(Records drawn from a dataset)
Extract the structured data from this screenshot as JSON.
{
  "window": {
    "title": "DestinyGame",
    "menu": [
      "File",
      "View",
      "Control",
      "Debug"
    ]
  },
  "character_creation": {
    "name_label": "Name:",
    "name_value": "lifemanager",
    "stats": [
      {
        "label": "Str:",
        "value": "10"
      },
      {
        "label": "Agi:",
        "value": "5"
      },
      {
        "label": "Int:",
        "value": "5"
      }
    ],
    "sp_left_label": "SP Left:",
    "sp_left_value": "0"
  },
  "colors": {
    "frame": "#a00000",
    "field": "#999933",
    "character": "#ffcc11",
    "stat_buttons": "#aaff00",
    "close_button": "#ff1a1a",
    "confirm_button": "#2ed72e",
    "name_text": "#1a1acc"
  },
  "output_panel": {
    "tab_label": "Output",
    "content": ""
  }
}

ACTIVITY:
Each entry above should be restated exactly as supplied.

RESPONSE:
Extract the structured data from this screenshot as JSON.
{
  "window": {
    "title": "DestinyGame",
    "menu": [
      "File",
      "View",
      "Control",
      "Debug"
    ]
  },
  "character_creation": {
    "name_label": "Name:",
    "name_value": "lifemanager",
    "stats": [
      {
        "label": "Str:",
        "value": "10"
      },
      {
        "label": "Agi:",
        "value": "5"
      },
      {
        "label": "Int:",
        "value": "5"
      }
    ],
    "sp_left_label": "SP Left:",
    "sp_left_value": "0"
  },
  "colors": {
    "frame": "#a00000",
    "field": "#999933",
    "character": "#ffcc11",
    "stat_buttons": "#aaff00",
    "close_button": "#ff1a1a",
    "confirm_button": "#2ed72e",
    "name_text": "#1a1acc"
  },
  "output_panel": {
    "tab_label": "Output",
    "content": ""
  }
}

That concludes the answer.